Your task
Here are some records; copy every line that holds the word "Traffic".

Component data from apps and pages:

#####

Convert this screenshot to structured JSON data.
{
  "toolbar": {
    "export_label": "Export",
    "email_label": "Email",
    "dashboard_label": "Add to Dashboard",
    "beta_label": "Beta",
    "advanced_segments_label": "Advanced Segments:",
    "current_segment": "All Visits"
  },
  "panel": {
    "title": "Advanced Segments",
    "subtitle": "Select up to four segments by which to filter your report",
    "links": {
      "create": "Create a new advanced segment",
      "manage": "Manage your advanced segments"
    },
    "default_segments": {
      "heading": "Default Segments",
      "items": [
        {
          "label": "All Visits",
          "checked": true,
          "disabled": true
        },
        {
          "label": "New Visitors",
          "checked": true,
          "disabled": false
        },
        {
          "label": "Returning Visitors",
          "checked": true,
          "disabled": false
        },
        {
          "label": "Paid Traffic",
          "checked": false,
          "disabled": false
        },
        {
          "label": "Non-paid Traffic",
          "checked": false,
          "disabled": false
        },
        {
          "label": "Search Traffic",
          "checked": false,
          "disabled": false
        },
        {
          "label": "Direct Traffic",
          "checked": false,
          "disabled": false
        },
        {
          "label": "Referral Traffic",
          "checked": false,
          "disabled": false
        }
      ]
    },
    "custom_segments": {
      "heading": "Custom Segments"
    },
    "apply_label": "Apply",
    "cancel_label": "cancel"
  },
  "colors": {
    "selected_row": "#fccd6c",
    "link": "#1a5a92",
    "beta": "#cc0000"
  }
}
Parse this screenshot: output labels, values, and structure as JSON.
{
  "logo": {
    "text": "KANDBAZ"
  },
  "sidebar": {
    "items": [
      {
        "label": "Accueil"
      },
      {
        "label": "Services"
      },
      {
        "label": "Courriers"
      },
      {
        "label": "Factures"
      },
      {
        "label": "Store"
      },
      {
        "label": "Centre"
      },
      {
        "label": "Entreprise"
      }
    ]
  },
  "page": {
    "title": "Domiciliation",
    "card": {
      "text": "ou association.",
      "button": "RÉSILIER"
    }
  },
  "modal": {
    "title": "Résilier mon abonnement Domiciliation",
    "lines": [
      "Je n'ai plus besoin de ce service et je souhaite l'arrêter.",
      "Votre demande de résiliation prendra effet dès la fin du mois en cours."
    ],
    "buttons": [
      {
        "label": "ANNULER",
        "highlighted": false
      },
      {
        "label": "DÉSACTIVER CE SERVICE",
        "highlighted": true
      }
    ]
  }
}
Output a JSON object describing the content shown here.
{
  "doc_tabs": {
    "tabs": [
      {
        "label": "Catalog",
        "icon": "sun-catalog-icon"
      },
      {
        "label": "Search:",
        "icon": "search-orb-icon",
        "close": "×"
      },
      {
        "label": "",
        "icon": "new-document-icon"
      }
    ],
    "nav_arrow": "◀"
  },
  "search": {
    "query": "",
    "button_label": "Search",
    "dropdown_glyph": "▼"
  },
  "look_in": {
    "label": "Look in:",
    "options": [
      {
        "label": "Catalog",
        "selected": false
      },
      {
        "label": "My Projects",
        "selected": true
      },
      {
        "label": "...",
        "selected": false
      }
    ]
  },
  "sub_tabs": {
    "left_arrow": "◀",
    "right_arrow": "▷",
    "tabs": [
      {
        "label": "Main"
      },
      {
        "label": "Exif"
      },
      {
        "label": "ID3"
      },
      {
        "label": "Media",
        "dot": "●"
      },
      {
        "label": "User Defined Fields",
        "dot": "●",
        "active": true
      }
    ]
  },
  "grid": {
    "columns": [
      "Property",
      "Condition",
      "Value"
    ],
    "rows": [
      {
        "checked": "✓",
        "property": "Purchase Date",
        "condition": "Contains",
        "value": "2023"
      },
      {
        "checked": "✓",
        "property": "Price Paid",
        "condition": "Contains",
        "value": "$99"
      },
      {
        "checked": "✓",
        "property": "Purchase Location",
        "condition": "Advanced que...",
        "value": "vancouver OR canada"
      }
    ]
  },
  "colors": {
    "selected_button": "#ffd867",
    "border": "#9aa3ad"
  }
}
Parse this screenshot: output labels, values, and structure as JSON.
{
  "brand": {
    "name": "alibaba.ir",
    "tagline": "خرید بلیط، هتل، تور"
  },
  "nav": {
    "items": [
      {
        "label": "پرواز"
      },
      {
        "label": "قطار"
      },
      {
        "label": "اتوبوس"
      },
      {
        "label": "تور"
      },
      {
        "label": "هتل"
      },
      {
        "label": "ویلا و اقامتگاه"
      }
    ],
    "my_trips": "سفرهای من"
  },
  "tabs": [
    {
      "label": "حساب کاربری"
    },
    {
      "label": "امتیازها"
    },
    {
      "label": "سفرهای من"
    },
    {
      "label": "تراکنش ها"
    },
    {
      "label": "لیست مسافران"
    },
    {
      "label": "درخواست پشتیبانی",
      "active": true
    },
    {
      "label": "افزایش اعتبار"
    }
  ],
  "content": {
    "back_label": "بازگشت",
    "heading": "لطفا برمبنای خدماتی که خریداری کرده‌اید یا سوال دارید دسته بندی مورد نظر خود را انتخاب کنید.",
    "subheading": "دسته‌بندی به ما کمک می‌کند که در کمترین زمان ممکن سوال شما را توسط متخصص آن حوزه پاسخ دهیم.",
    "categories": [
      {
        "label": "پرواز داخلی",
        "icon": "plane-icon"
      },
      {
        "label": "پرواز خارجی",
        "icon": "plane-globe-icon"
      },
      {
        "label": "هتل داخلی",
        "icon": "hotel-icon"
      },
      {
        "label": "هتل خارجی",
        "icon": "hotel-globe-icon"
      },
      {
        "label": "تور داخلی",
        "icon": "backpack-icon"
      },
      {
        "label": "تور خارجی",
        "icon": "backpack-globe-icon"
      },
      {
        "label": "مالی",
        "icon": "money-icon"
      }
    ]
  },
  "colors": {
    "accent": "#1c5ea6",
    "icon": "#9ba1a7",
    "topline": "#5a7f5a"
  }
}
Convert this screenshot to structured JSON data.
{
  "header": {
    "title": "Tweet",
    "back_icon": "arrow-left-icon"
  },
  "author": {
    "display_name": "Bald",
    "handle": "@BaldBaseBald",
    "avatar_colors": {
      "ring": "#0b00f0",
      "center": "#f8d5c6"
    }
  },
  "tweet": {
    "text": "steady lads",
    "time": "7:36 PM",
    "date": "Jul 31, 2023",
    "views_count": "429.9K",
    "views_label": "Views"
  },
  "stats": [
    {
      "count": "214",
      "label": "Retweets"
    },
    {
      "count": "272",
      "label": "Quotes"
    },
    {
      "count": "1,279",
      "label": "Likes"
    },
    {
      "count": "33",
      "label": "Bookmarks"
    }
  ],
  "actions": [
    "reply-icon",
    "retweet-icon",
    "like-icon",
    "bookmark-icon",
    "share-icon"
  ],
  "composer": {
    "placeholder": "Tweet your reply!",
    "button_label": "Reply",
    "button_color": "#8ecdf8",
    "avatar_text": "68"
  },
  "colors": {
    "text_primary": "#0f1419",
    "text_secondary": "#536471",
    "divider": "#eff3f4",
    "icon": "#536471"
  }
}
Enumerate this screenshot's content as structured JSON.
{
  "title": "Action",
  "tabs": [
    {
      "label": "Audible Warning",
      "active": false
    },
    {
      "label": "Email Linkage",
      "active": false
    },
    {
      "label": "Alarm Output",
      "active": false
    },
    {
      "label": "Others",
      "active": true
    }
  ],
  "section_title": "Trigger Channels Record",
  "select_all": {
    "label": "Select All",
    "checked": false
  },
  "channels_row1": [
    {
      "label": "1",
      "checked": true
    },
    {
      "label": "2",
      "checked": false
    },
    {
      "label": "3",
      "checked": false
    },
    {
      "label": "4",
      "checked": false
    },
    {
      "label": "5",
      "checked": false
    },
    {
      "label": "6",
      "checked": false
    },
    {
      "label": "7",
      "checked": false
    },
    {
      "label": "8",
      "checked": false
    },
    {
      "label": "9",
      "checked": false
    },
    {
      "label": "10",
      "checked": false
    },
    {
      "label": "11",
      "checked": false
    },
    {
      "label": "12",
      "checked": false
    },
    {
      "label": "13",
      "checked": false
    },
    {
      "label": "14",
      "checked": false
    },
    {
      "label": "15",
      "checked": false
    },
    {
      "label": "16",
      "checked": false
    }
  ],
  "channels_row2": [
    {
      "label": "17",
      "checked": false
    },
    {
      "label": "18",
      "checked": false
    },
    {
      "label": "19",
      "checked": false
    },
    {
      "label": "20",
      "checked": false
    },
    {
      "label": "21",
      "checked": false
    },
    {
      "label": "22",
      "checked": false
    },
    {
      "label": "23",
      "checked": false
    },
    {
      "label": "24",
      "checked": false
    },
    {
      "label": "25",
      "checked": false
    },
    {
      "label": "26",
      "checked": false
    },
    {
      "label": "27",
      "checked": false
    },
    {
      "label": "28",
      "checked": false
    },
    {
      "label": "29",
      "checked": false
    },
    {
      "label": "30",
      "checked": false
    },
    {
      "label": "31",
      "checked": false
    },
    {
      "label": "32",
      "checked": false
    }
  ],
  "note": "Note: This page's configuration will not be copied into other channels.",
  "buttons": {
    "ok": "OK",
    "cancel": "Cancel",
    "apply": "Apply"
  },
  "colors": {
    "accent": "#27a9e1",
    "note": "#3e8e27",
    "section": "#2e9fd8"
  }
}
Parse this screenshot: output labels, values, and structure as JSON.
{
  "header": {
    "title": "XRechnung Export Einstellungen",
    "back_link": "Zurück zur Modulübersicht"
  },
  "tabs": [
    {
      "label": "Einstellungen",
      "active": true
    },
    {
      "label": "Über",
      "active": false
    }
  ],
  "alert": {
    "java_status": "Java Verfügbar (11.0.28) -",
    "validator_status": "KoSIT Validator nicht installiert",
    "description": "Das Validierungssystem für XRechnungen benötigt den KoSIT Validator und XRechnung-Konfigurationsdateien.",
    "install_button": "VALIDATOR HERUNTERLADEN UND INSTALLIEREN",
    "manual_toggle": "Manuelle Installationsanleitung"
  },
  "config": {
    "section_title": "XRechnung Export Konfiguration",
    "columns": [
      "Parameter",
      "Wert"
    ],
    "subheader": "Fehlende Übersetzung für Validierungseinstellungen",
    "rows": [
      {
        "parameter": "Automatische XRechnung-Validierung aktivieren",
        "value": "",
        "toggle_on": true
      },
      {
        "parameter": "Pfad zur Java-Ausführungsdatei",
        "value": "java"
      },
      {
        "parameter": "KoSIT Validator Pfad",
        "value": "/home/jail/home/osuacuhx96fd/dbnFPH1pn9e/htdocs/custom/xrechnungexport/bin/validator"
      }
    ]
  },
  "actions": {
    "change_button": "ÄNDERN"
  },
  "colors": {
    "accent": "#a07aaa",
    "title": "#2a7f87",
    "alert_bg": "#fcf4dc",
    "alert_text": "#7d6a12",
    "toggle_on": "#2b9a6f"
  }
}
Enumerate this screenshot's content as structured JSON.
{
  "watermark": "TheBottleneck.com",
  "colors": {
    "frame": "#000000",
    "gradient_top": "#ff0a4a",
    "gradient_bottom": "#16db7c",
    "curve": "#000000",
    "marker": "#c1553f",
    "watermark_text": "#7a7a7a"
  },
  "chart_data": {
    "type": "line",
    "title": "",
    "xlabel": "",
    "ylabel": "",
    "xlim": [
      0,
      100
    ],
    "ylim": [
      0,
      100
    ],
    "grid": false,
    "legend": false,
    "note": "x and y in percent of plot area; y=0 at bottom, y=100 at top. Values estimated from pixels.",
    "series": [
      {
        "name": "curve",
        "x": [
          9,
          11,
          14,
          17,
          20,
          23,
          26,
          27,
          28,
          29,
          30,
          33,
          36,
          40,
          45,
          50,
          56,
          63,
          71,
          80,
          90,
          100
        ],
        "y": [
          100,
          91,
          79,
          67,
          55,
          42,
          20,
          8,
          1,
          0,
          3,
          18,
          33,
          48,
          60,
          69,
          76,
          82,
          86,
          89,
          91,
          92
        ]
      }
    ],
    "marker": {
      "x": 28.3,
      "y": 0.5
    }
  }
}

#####

Solved exercise
          "label": "Paid Traffic",
          "label": "Non-paid Traffic",
          "label": "Search Traffic",
          "label": "Direct Traffic",
          "label": "Referral Traffic",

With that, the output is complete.